Work to be completed ▸ Reproduce each line of the listing exactly.
'''
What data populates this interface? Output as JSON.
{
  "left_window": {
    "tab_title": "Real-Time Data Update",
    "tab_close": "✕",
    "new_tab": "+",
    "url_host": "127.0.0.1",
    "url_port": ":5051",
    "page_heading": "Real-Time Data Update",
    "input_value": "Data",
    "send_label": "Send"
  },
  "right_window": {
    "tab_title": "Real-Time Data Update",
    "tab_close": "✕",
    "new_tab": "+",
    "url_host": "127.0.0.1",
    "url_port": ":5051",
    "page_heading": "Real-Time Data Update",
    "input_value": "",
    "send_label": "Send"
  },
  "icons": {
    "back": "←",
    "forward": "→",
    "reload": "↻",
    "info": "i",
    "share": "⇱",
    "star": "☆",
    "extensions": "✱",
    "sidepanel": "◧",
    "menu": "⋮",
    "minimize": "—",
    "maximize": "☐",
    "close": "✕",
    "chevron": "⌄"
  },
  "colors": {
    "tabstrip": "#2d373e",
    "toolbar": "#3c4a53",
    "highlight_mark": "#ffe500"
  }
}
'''
Result for this task ▸
What data populates this interface? Output as JSON.
{
  "left_window": {
    "tab_title": "Real-Time Data Update",
    "tab_close": "✕",
    "new_tab": "+",
    "url_host": "127.0.0.1",
    "url_port": ":5051",
    "page_heading": "Real-Time Data Update",
    "input_value": "Data",
    "send_label": "Send"
  },
  "right_window": {
    "tab_title": "Real-Time Data Update",
    "tab_close": "✕",
    "new_tab": "+",
    "url_host": "127.0.0.1",
    "url_port": ":5051",
    "page_heading": "Real-Time Data Update",
    "input_value": "",
    "send_label": "Send"
  },
  "icons": {
    "back": "←",
    "forward": "→",
    "reload": "↻",
    "info": "i",
    "share": "⇱",
    "star": "☆",
    "extensions": "✱",
    "sidepanel": "◧",
    "menu": "⋮",
    "minimize": "—",
    "maximize": "☐",
    "close": "✕",
    "chevron": "⌄"
  },
  "colors": {
    "tabstrip": "#2d373e",
    "toolbar": "#3c4a53",
    "highlight_mark": "#ffe500"
  }
}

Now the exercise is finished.